Work through the records below and copy every line that includes "icon".

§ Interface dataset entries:
=== Begin Enclosure ===

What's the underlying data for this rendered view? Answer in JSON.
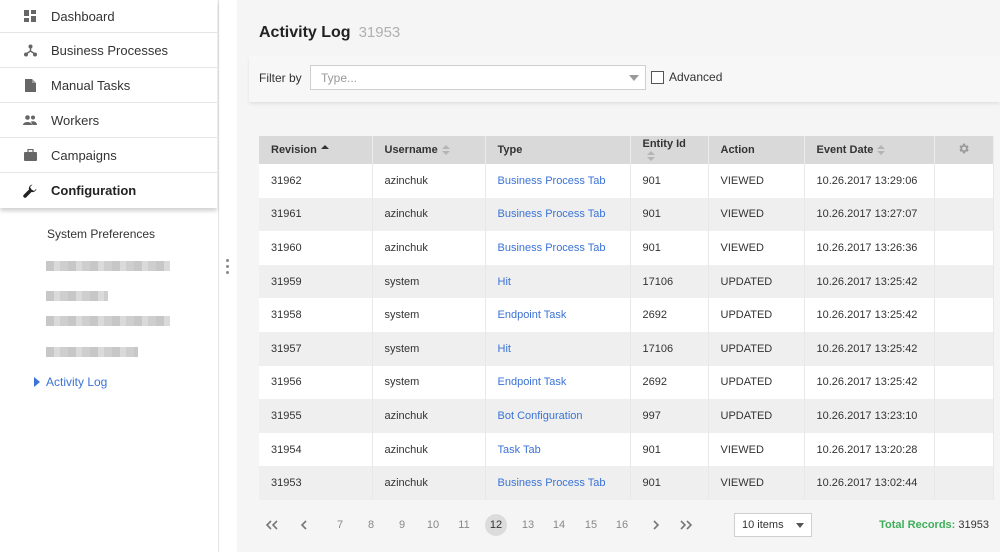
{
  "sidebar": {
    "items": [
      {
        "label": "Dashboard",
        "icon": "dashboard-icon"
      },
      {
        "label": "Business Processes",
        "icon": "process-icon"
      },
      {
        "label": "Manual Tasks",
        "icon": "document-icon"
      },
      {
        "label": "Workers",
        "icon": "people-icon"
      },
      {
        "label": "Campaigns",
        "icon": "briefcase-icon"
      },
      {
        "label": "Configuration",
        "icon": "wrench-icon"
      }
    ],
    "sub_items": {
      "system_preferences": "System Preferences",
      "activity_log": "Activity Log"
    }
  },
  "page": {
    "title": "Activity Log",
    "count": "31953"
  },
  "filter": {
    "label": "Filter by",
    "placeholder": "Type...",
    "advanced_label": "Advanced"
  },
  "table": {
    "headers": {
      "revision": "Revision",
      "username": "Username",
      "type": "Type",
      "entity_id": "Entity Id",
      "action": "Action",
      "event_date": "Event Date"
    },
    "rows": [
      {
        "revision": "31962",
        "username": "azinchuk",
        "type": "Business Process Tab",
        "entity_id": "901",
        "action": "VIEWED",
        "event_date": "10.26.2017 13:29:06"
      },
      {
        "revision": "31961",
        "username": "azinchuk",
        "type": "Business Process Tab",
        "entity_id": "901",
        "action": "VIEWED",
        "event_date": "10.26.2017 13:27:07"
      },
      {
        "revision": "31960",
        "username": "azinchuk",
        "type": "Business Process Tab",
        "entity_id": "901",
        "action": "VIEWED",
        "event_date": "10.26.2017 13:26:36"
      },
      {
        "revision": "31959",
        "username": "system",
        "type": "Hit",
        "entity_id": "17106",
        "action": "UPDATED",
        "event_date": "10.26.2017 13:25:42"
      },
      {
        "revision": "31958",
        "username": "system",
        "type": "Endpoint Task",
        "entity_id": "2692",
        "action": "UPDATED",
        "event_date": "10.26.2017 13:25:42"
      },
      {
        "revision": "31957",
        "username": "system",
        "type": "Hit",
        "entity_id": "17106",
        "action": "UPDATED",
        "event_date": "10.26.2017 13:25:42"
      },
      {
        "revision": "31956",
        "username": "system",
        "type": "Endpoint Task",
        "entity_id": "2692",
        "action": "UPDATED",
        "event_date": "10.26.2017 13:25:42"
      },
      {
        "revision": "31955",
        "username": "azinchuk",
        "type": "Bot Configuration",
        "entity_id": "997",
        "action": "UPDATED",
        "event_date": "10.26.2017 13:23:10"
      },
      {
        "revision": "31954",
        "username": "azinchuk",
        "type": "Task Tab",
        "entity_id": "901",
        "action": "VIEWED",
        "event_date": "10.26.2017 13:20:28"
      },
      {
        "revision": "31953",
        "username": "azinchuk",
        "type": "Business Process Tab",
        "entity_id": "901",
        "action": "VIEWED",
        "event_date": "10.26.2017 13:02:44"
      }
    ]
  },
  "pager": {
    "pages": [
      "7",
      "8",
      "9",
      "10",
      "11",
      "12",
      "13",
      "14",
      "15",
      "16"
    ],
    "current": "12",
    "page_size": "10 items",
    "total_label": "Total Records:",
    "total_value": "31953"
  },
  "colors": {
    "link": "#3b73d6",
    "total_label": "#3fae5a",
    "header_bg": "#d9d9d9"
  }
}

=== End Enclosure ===

§ Expected output:
        "icon": "dashboard-icon"
        "icon": "process-icon"
        "icon": "document-icon"
        "icon": "people-icon"
        "icon": "briefcase-icon"
        "icon": "wrench-icon"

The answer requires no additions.